Indie comedy has made a rich tradition of the slice-of-life movie, following one person or small group from the moment they wake up until they go to bed. The ’90s independent film scene were full of these movies, like Richard Linklater’s Slacker or Kevin Smith’s Clerks. Sometimes they could offer meandering looks at the lives of stagnant people, or sleepy conversations between strangers—like another Linklater movie, Before Sunrise—but rarely do they show a ton of momentum. Breaking tradition, Christian Papierniak’s Izzy Gets the F*** Across Town is all about momentum, following a hapless main character on a quest that means the world to her. And it’s a whole lot of fun.
We meet Izzy (Mackenzie Davis, who is nothing short of powerhouse in this movie) when she wakes up in the bed of a one-night stand (Lakeith Stanfield), totally unaware of who he is or where exactly she’s ended up. She’s a cater-waiter and somehow made her Santa Monica, CA. She doesn’t have a working car, she doesn’t have a ton of money, and she’s pretty much got no real friends to rely on. We find out quickly she’s an aspiring musician whose prospects have dried up once her music partner/sister Virginia (Carrie Coon) decided to quit. Izzy’s at the lowest ebb, but an Instagram post lets her know her ex-boyfriend, whom she’s still pining for, has gotten engaged, and that the engagement party is that night in Los Feliz. With only the goal of winning him back, and only a few hours to get there, Izzy has to get herself the eff across that town.

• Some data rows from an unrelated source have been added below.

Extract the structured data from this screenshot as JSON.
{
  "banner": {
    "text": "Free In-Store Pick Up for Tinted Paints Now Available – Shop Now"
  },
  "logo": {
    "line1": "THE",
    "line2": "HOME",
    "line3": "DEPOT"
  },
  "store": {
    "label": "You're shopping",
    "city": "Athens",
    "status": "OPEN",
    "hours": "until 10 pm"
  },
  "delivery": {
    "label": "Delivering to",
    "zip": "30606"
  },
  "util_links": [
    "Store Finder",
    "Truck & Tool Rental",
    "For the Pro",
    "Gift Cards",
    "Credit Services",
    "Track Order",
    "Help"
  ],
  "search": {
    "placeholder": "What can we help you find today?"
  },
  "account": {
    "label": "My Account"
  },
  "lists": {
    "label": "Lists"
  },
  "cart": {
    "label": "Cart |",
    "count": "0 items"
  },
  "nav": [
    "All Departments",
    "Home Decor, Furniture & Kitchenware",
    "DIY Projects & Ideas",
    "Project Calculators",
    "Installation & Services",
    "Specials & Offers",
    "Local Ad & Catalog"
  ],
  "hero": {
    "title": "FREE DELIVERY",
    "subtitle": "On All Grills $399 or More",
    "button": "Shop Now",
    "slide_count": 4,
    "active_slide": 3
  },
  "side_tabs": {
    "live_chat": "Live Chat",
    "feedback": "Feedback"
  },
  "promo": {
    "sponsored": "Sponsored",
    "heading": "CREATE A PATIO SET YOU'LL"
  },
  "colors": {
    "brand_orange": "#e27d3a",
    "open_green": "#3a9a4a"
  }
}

In many ways, Izzy Gets the F*** Across Town is the most supremely Los Angeles movie that could exist; anyone who’s been here knows that getting from anywhere by the ocean to anywhere on the east side in anything approaching decent time is a near herculean task. And that’s when you have a car, much less if you’re totally without transportation and have somewhere important to be. But Papierniak cleverly doesn’t make the journey about the neighborhoods as much as illustrating how many there are to go through. Santa Monica is low, whereas the party is in the Los Feliz hills, so she’s traveling up the whole time, climbing a mountain to her destiny like Zeigfried going off to slay the dragon.
This sounds a bit loftier than it is, but the structure works in the movie’s favor. Along the way, Izzy meets several colorful characters, both known to her and total strangers, who are alternately hostile or surprisingly friendly depending on what’s necessary. These include a whole string of impressive guest stars like Alia Shawkat, Haley Joel Osment, Annie Potts, Brandon T. Jackson, and Rob Huebel. These vignettes are funny, or touching, or disturbing, or in one instance deeply moving, but they all serve to show us where Izzy went wrong, and all the ways she could hopefully turn it around.
And for most of the movie’s 86-minute runtime, I was enjoying it immensely, laughing at madcap adventures and feeling the moments of reflection along with Izzy. But then the movie decides for its final act to change the structure, and it never really worked for me. There’s a dream element that keeps recurring through the movie that made me unsure if I was meant to believe what I was seeing. It feels like a different movie after that and not one that’s nearly as interesting or entertaining.
That said, the ending didn’t sink the experience for me, and the brisk pace and brevity of the film meant there wasn’t too much time to find things bothersome. Davis is truly magnetic and one particular scene between she and Coon—with years of pent-up resentment expressed through a duet, show entirely in shot-reverse-shot like a conversation as though they weren’t in a room full of people watching—is easily the movie’s standout.
Izzy Gets the F*** Across Town is an effective little indie with fantastic performances and a mostly effective structure. And it definitely won’t feel like sitting in languorous L.A. traffic.
3.5 out of 5
Images: Shout! Factory